Renard smiled with cold contempt, as he answered:

When the white man dies, he thinks he is at peace; but the red men know how to torture even the ghosts of their enemies. Where is his body? Let the Hurons see his scalp.

He is not dead, but escaped.

Magua shook his head incredulously.

Is he a bird, to spread his wings; or is he a fish, to swim without air! The white chief read in his books, and he believes the Hurons are fools!

Though no fish, The Long Rifle can swim. He floated down the stream when the powder was all burned, and when the eyes of the Hurons were behind a cloud.

And why did the white chief stay? demanded the still incredulous Indian. Is he a stone that goes to the bottom, or does the scalp burn his head?

That I am not stone, your dead comrade, who fell into the falls, might answer, were the life still in him, said the provoked young man, using, in his anger, that boastful language which was most likely to excite the admiration of an Indian. The white man thinks none but cowards desert their women.

Magua muttered a few words, inaudibly, between his teeth, before he continued, aloud:

Can the Delawares swim, too, as well as crawl in the bushes? Where is Le Gros Serpent?

Duncan, who perceived by the use of these Canadian appellations, that his late companions were much better known to his enemies than to himself, answered, reluctantly: He also is gone down with the water.

Le Cerf Agile is not here?

I know not whom you call The Nimble Deer, said Duncan gladly profiting by any excuse to create delay.

Uncas, returned Magua, pronouncing the Delaware name with even greater difficulty than he spoke his English words. Bounding Elk is what the white man says, when he calls to the young Mohican.

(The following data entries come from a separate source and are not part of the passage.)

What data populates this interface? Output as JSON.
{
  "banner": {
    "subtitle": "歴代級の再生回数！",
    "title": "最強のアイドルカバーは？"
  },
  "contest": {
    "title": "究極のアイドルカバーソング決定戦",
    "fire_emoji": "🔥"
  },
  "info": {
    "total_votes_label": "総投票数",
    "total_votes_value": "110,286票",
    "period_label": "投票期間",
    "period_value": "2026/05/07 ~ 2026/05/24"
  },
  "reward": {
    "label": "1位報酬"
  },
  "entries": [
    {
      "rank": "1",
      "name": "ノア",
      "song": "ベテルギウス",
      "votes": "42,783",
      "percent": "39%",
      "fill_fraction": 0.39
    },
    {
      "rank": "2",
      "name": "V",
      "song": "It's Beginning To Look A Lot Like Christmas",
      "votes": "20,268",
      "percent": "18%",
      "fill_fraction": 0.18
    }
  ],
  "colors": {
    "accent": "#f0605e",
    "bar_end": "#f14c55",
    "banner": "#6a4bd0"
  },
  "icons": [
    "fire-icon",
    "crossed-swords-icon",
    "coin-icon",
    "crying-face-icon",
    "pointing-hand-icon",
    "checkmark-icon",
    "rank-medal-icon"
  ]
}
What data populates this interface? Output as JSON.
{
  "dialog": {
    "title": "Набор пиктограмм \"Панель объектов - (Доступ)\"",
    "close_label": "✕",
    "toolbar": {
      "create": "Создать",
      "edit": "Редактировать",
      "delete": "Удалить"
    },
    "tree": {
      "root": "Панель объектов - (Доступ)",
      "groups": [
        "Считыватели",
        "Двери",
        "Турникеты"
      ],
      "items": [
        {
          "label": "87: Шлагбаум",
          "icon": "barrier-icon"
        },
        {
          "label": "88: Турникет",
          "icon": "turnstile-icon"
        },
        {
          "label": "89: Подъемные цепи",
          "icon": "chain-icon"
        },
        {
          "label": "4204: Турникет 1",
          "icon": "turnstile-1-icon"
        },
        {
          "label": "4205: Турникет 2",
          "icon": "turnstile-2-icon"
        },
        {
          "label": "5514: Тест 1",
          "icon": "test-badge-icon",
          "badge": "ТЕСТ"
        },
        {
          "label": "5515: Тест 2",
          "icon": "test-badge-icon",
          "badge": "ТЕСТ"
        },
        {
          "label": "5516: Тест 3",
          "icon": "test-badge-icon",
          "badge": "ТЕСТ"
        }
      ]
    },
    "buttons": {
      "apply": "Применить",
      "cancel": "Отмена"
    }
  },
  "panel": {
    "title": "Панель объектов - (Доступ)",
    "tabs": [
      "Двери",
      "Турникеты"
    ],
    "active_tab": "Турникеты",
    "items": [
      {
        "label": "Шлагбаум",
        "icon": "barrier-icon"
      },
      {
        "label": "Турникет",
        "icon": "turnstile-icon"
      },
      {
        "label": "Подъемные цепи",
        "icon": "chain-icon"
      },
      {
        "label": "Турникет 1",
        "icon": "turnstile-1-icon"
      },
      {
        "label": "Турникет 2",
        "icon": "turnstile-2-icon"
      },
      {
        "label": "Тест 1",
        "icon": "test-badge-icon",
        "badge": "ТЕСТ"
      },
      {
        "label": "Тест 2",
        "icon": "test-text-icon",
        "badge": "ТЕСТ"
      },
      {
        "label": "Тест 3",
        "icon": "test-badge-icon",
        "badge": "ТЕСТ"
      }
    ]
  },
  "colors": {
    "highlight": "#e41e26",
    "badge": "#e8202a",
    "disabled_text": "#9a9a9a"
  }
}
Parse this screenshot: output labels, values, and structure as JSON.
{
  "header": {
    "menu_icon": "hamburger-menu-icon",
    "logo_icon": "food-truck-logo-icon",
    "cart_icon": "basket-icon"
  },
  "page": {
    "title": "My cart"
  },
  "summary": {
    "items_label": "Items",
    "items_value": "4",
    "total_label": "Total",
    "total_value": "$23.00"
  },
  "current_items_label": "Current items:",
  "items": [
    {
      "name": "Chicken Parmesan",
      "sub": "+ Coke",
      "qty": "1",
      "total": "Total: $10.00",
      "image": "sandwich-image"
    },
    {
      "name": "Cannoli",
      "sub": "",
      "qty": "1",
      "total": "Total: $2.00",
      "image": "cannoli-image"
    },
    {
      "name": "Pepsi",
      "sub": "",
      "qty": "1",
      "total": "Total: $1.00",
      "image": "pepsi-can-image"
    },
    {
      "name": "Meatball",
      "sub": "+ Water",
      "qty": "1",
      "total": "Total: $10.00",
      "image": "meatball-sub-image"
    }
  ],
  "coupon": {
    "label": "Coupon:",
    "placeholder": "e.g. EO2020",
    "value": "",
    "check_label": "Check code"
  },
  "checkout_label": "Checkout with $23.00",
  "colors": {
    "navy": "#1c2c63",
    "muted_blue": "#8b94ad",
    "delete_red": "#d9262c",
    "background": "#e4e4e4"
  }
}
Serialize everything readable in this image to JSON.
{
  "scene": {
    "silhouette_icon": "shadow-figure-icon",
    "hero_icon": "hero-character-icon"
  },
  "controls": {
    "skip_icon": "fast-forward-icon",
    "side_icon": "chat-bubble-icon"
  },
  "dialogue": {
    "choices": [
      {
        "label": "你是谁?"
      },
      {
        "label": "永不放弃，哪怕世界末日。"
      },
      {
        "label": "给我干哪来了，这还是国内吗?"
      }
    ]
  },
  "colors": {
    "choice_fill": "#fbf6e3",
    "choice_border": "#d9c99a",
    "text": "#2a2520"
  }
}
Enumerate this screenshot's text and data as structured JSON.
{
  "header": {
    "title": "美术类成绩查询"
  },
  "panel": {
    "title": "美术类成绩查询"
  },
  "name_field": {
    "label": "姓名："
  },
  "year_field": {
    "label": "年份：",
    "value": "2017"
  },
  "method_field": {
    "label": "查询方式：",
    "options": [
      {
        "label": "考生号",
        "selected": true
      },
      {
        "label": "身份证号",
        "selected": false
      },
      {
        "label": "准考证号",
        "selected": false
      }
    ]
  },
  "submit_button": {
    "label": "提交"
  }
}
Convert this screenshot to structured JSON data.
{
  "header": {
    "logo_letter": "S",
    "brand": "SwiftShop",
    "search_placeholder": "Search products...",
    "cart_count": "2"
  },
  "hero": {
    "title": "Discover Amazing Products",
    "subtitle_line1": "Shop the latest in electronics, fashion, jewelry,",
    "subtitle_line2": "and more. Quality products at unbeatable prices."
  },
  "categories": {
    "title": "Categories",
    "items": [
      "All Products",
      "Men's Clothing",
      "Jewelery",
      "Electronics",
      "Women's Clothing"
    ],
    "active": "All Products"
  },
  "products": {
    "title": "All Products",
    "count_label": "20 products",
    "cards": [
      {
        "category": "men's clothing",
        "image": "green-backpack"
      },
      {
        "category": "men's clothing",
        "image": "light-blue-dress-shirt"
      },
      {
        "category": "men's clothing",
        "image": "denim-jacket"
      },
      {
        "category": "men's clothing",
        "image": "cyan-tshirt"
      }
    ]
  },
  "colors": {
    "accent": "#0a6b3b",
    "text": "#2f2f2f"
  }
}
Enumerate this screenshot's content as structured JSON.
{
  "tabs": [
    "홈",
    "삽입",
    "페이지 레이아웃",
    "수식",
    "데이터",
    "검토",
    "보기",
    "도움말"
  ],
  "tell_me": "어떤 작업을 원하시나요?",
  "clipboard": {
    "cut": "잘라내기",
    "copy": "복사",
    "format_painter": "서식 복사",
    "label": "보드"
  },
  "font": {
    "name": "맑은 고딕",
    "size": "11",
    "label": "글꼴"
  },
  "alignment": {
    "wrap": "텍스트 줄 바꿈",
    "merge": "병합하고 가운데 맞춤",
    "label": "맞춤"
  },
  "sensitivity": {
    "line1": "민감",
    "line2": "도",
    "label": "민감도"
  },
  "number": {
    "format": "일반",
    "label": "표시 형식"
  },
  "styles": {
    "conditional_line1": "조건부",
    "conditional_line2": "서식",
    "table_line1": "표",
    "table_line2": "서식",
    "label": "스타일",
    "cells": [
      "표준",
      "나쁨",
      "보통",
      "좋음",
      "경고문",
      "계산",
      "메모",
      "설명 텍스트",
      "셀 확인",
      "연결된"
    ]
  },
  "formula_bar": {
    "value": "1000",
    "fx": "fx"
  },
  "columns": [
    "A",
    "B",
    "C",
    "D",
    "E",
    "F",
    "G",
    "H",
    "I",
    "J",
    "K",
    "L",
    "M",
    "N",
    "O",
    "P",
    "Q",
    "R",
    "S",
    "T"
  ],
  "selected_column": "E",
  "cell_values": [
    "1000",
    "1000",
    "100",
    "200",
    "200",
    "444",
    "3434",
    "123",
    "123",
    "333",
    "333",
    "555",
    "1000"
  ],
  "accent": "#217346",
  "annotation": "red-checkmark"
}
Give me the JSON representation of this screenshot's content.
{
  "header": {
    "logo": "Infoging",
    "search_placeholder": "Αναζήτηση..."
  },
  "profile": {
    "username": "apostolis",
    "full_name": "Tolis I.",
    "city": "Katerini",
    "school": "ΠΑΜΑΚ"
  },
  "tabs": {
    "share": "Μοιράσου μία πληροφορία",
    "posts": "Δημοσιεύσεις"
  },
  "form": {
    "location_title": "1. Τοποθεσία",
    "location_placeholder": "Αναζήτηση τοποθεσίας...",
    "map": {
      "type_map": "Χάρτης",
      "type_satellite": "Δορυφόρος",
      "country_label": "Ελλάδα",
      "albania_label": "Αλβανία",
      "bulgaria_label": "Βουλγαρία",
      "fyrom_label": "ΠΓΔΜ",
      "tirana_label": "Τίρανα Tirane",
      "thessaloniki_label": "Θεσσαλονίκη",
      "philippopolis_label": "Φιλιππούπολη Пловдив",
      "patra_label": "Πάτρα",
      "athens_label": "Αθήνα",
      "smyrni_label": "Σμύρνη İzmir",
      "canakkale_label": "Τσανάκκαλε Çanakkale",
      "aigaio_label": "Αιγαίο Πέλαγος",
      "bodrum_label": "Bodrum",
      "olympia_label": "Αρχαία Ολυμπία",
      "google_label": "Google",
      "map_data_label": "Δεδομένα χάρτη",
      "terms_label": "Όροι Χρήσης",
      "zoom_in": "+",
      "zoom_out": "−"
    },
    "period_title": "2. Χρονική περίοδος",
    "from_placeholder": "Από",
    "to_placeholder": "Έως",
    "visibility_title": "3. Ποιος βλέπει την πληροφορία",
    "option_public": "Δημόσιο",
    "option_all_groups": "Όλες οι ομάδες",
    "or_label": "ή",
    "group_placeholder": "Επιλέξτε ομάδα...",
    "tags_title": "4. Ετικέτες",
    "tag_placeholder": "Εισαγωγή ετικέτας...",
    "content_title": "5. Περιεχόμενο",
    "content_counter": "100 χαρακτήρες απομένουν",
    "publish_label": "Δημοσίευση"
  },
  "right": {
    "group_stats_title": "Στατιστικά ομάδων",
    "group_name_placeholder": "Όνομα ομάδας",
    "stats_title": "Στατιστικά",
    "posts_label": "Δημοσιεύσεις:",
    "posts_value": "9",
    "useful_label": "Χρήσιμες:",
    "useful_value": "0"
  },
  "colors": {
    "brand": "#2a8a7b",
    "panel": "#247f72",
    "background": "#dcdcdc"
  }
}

Here is some confusion in names between us, Le Renard, said Duncan, hoping to provoke a discussion. Daim is the French for deer, and cerf for stag; élan is the true term, when one would speak of an elk.

Yes, muttered the Indian, in his native tongue; the pale faces are prattling women! they have two words for each thing, while a red-skin will make the sound of his voice speak to him. Then, changing his language, he continued, adhering to the imperfect nomenclature of his provincial instructors. The deer is swift, but weak; the elk is swift, but strong; and the son of Le Serpent is Le Cerf Agile. Has he leaped the river to the woods?

If you mean the younger Delaware, he, too, has gone down with the water.

As there was nothing improbable to an Indian in the manner of the escape, Magua admitted the truth of what he had heard, with a readiness that afforded additional evidence how little he would prize such worthless captives. With his companions, however, the feeling was manifestly different.

The Hurons had awaited the result of this short dialogue with characteristic patience, and with a silence that increased until there was a general stillness in the band. When Heyward ceased to speak, they turned their eyes, as one man, on Magua, demanding, in this expressive manner, an explanation of what had been said. Their interpreter pointed to the river, and made them acquainted with the result, as much by the action as by the few words he uttered. When the fact was generally understood, the

  By PanEris using Melati.

Previous chapter/page Back Home Email this Search Discuss Bookmark Next chapter/page
Copyright: All texts on Bibliomania are © Ltd, and may not be reproduced in any form without our written permission. See our FAQ for more details.